### Work request
Reply with one number: the count of lines in the data that hold the string "JSON".

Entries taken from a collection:

○ ○ ○

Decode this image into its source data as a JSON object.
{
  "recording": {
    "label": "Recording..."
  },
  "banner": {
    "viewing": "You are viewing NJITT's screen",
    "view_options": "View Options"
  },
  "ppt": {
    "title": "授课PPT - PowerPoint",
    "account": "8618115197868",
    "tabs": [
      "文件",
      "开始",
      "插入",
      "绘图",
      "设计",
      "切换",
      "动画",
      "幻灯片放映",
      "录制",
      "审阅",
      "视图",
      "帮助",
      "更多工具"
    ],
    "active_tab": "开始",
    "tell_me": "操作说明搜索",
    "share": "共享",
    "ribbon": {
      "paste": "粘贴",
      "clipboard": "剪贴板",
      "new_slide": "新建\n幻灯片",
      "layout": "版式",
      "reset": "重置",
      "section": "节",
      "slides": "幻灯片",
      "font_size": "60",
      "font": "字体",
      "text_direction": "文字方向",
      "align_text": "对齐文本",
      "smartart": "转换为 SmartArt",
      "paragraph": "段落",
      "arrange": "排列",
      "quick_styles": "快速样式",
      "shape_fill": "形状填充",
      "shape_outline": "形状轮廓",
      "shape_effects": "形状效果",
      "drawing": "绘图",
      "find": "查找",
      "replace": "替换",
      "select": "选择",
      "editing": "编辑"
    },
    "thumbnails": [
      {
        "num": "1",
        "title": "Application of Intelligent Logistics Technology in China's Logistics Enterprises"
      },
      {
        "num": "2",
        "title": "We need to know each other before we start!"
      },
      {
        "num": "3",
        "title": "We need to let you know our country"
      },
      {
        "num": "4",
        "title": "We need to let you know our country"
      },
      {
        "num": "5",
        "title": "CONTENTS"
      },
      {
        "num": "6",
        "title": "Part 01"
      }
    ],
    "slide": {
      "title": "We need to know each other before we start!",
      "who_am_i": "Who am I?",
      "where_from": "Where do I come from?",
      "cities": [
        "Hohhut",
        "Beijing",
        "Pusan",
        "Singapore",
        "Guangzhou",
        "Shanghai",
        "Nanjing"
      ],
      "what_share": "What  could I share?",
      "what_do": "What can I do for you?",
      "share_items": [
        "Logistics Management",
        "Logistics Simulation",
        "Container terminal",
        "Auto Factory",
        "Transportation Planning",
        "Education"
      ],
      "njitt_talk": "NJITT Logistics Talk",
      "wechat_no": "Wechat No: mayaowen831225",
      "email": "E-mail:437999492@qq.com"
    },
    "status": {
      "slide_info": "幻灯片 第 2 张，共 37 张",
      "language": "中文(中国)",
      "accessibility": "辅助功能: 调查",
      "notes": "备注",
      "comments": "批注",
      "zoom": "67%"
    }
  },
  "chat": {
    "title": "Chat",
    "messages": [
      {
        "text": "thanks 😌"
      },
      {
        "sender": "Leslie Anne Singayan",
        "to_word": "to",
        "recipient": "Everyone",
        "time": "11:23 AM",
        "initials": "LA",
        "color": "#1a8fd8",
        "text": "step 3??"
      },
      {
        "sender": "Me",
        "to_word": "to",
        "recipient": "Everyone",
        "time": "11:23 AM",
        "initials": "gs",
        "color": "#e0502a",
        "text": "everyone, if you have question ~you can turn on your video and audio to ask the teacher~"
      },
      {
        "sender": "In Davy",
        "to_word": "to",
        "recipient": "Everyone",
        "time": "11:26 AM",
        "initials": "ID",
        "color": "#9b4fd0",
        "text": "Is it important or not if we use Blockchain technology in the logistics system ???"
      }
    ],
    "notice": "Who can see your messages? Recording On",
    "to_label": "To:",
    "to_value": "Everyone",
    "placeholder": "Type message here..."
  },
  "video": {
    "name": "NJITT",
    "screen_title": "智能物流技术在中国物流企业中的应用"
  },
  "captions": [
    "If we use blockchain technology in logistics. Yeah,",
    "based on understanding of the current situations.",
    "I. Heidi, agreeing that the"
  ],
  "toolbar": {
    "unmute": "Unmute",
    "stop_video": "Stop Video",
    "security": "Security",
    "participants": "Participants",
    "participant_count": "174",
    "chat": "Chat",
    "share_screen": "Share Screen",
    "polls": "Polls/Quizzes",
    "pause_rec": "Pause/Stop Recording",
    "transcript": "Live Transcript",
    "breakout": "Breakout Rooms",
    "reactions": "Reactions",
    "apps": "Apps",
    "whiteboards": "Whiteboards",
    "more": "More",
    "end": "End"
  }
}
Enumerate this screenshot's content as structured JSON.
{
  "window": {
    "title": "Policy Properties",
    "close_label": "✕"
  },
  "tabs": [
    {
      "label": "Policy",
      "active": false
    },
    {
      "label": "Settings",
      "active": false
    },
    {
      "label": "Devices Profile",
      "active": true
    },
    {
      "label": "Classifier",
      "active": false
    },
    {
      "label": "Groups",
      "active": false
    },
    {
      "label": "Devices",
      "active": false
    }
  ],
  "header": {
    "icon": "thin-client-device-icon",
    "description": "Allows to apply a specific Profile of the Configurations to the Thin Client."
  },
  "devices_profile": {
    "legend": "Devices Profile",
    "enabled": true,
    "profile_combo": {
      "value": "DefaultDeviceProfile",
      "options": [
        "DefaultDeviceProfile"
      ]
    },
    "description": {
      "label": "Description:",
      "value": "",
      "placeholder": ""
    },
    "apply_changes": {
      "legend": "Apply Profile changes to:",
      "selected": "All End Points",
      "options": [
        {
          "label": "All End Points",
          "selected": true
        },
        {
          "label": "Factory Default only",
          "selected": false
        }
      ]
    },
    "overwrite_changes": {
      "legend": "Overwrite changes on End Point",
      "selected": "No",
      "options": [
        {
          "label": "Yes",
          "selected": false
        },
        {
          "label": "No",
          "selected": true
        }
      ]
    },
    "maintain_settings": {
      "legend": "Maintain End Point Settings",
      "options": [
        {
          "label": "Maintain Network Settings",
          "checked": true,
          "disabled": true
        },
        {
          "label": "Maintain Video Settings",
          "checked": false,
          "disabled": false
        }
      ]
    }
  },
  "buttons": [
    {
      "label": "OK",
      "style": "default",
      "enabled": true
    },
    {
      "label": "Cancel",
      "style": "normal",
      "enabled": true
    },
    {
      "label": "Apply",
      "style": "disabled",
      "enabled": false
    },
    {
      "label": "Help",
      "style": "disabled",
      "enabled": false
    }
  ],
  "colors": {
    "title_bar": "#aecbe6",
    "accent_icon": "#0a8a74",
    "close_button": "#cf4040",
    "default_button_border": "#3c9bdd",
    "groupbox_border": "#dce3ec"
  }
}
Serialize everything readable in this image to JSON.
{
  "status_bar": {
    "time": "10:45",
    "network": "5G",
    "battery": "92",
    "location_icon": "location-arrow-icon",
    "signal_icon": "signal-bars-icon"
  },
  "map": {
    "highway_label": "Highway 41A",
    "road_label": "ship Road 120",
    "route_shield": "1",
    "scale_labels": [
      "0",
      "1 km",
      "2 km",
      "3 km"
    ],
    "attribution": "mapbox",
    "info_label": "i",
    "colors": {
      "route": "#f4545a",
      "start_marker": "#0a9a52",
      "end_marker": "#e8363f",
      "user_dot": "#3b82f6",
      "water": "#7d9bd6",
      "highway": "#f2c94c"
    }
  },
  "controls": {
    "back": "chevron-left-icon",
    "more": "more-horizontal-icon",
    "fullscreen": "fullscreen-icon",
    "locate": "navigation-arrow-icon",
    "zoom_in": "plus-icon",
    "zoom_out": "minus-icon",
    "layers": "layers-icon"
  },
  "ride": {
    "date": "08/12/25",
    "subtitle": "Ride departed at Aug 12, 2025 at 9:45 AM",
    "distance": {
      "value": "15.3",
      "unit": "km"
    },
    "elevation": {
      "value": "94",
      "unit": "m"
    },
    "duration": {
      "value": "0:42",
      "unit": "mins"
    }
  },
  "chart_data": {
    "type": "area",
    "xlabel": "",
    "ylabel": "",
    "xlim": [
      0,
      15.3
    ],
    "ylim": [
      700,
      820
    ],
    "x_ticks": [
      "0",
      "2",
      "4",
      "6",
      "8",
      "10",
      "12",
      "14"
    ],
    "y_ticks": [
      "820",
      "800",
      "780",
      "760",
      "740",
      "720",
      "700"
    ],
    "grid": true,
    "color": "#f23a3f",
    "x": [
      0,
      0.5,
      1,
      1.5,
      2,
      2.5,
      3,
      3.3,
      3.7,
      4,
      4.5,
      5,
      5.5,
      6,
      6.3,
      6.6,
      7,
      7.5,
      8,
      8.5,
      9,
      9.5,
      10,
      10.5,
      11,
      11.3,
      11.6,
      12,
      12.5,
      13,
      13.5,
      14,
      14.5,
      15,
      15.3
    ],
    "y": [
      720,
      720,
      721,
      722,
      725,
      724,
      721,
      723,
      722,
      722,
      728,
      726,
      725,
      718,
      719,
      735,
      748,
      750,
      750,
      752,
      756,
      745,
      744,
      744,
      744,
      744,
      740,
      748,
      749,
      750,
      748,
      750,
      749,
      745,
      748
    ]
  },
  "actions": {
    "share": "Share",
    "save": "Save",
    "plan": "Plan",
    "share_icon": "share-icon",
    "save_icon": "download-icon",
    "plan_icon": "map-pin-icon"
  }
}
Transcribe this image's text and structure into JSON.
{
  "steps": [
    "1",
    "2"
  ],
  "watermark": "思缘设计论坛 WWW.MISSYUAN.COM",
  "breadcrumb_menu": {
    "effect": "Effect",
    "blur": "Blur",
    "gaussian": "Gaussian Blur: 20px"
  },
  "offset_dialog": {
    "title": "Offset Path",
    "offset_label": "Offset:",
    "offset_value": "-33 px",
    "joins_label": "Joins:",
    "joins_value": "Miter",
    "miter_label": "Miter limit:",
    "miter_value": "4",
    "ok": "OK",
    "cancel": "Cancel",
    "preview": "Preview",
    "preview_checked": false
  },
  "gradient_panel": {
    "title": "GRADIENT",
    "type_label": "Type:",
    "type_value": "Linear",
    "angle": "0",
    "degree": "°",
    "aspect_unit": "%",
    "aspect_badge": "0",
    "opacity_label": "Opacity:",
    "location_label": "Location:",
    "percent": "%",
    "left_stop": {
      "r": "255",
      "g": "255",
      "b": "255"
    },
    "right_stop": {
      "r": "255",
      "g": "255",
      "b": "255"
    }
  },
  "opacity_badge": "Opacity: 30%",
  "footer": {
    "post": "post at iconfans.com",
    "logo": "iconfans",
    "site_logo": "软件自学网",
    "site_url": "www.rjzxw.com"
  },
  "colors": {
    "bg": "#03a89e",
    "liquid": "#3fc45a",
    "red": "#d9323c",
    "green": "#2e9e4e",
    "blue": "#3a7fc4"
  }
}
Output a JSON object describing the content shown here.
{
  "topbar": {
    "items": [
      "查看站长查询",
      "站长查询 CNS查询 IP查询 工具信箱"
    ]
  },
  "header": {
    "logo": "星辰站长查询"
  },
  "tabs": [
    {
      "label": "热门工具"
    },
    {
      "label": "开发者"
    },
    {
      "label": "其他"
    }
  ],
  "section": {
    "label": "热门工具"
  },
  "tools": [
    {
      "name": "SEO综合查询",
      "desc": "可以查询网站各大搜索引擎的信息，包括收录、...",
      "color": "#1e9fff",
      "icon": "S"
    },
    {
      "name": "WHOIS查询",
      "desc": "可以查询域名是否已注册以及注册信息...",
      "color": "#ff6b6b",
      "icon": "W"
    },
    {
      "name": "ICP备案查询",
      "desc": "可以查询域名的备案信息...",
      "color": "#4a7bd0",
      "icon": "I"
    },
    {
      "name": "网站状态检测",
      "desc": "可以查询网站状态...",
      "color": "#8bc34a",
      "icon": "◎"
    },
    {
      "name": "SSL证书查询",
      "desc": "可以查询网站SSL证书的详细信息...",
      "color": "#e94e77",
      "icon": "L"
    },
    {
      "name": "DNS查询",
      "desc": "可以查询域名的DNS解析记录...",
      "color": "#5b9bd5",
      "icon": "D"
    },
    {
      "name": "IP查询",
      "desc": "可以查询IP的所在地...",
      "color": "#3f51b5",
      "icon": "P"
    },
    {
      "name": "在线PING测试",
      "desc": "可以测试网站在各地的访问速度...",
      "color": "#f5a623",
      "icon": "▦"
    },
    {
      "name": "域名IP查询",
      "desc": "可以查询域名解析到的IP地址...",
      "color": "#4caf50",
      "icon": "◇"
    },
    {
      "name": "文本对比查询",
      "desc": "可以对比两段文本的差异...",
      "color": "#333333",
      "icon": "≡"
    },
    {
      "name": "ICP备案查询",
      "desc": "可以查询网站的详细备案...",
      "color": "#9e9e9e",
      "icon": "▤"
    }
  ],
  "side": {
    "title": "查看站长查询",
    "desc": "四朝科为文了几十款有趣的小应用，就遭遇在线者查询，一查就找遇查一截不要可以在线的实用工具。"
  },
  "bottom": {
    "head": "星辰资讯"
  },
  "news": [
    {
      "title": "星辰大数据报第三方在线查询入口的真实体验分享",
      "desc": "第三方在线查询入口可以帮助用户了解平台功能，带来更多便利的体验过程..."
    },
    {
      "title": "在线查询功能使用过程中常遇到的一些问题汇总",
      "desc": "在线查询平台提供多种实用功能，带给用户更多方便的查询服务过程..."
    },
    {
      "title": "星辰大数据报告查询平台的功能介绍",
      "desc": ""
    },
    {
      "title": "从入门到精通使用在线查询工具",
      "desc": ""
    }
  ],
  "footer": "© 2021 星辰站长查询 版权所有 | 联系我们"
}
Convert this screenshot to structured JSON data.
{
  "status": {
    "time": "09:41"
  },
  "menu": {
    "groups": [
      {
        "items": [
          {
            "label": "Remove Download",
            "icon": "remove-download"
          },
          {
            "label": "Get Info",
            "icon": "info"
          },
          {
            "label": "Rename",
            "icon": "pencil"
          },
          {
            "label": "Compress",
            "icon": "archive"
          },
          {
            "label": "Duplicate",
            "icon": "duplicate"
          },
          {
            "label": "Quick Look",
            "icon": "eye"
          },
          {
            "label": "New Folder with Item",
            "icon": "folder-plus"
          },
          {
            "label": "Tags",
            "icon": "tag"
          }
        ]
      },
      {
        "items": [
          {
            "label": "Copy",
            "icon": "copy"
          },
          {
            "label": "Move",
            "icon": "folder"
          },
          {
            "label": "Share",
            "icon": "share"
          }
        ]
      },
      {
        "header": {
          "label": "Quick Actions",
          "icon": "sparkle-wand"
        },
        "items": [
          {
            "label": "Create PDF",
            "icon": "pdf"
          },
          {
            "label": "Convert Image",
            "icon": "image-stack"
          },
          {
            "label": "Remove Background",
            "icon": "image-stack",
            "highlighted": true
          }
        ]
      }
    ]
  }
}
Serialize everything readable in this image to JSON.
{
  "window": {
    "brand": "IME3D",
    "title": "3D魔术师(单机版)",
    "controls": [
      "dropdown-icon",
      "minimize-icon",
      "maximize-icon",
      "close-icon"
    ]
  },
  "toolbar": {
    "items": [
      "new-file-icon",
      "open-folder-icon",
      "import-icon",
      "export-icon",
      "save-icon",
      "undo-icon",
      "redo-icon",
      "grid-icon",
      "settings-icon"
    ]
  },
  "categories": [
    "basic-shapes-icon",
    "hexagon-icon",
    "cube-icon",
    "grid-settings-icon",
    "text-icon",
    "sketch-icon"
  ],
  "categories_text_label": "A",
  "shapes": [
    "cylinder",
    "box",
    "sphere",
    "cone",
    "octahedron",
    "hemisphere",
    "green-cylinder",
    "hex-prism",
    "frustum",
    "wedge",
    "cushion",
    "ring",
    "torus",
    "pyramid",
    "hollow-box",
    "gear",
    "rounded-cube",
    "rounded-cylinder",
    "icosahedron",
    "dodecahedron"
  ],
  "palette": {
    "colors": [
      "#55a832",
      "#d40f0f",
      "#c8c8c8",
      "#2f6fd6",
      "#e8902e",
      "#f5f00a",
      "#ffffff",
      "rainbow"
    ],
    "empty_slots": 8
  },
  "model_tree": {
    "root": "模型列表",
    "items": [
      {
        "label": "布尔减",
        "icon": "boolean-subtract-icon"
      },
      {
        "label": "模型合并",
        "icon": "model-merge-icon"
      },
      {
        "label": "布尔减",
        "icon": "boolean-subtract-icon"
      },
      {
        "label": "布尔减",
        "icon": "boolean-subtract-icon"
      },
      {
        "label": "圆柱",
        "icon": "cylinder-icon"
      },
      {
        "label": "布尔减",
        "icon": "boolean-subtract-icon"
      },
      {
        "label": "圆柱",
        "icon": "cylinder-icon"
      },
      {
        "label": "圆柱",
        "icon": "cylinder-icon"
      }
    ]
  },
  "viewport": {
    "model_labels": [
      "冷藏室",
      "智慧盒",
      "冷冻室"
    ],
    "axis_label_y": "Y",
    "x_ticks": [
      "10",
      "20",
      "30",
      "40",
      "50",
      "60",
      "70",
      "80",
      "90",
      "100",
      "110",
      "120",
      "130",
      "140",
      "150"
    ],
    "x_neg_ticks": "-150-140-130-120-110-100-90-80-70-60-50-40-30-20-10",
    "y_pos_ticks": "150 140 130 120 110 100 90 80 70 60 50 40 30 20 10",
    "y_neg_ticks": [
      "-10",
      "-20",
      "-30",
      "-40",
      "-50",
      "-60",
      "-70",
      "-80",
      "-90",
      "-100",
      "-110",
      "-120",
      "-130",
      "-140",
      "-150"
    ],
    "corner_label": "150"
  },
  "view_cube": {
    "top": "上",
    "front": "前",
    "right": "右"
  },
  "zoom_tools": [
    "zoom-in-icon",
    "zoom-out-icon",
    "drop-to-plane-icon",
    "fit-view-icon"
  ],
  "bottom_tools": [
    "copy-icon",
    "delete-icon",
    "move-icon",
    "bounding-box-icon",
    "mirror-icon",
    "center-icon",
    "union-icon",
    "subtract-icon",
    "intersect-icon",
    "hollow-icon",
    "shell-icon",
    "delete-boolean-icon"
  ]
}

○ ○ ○

### Solution
7